1849 $5 California Gold Half Eagle - Mass & Cal. Restrike PCGS MS64 (CAC) - Only 2 known!
MASSACHUSETTS & CALIFORNIA CO.
During the year of 1849, upon hearing confirmed reports of a gold discovery in California and the subsequent opportunities it presented, individuals collectively formed mining and trading companies. In New England, many groups or associations were formed, over one hundred being located in Massachusetts alone. Some were obviously better financed than others and even raised funds for coining machinery. One such company, called the Massachusetts and California Co., was created for the sole purpose of minting coins out of the ore located in the gold fields.
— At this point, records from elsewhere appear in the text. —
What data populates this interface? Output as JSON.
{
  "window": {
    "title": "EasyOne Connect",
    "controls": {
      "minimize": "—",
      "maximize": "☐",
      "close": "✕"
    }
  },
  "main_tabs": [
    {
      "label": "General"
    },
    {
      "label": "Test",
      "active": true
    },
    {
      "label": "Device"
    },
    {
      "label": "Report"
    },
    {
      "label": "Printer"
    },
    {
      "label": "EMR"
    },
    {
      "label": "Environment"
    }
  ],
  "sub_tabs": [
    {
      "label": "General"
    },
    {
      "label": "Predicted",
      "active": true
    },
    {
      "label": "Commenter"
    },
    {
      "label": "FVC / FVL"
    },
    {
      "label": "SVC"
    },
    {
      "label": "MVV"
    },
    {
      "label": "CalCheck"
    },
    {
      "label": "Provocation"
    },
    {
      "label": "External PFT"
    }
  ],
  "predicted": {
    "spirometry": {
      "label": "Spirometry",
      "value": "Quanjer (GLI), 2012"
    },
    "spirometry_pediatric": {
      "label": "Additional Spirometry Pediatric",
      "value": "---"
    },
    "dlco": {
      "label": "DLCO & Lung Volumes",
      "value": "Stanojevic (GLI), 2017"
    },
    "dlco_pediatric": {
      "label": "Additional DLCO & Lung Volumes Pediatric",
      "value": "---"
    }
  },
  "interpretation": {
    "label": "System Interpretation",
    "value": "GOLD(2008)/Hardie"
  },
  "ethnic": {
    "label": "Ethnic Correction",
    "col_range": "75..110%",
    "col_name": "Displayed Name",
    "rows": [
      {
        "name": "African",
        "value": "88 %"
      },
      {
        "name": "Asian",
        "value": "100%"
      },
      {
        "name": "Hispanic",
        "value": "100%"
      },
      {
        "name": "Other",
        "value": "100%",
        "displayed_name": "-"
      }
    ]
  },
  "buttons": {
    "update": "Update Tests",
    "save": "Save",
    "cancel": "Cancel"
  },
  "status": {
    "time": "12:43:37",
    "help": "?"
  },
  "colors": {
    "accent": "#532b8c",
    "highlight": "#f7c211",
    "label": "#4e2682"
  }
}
A local newspaper suggested that the company would be similar to those of Christopher Bechtler, a private minter of coins located in South Carolina during the 1830's. The Massachusetts and California Company was unusual, in that its headquarters remained in Northhampton, Massachusetts, while the remaining association departed for California with all necessary coining equipment. In May of 1849, the New York Tribune reported the following:
What Congress failed to do for California, private enterprise has taken in hand. A party has just gone from Northhampton, Mass., taking with them a mint, or rather all the implements necessary for coining gold and silver, and a competent assayer. Their object is to establish a private mint, purchase gold at a fair price, and coin it for circulation. They will be able to coin $10,000 per day, and their enterprise is said to have the sanction of the Government. What a commentary is this upon the enterprise of our government?
Evidence shows, particularly that found to be in print, the association did indeed make the trip to California, but the minting equipment did not. Kagin estimates that the party should have arrived during the month of August in 1849, but by October, several members of the association were running the Weld & Company's Inland Express. Another press report in early 1850 documents an express company running between San Francisco and Sacramento, and that "The machinery for coining 'the dust' had not arrived."
By 1850, there were so many private minting companies competing with each other, that public resistance began to row at an alarming rate. The coins that exist from the Massachusetts and California Company are believed to have been struck as patterns or experimental pieces in Massachusetts, and not in California. The few known gold pieces exhibit uncharacteristically high copper content for a coin struck from California ore. Several examples remain in other metals, including silver, copper and brass. All of these circumstances led to the final dissolvent of the company on January 18, 1854.
Obverse: 13 stars surround an extended arm on torse throwing an arrow at the top. Below the arm is a stag standing on hind legs to the right and a dexter bear standing on hind legs to the left supporting a shield depicting a vaquero throwing a lasso on a horse rearing. Below the shield is a ribbon with the motto ALTA (a reference to Upper California). Struck with a Reeded Edge only, including patterns, except the lead K-3 example.
Reverse: MASSACHUSETTS & CALIFORNIA CO. surrounds a wreath bearing eight berries on either sprig. Within the center appears the word FIVE with the letter D. below it. The date 1849 appears below at the base of the design.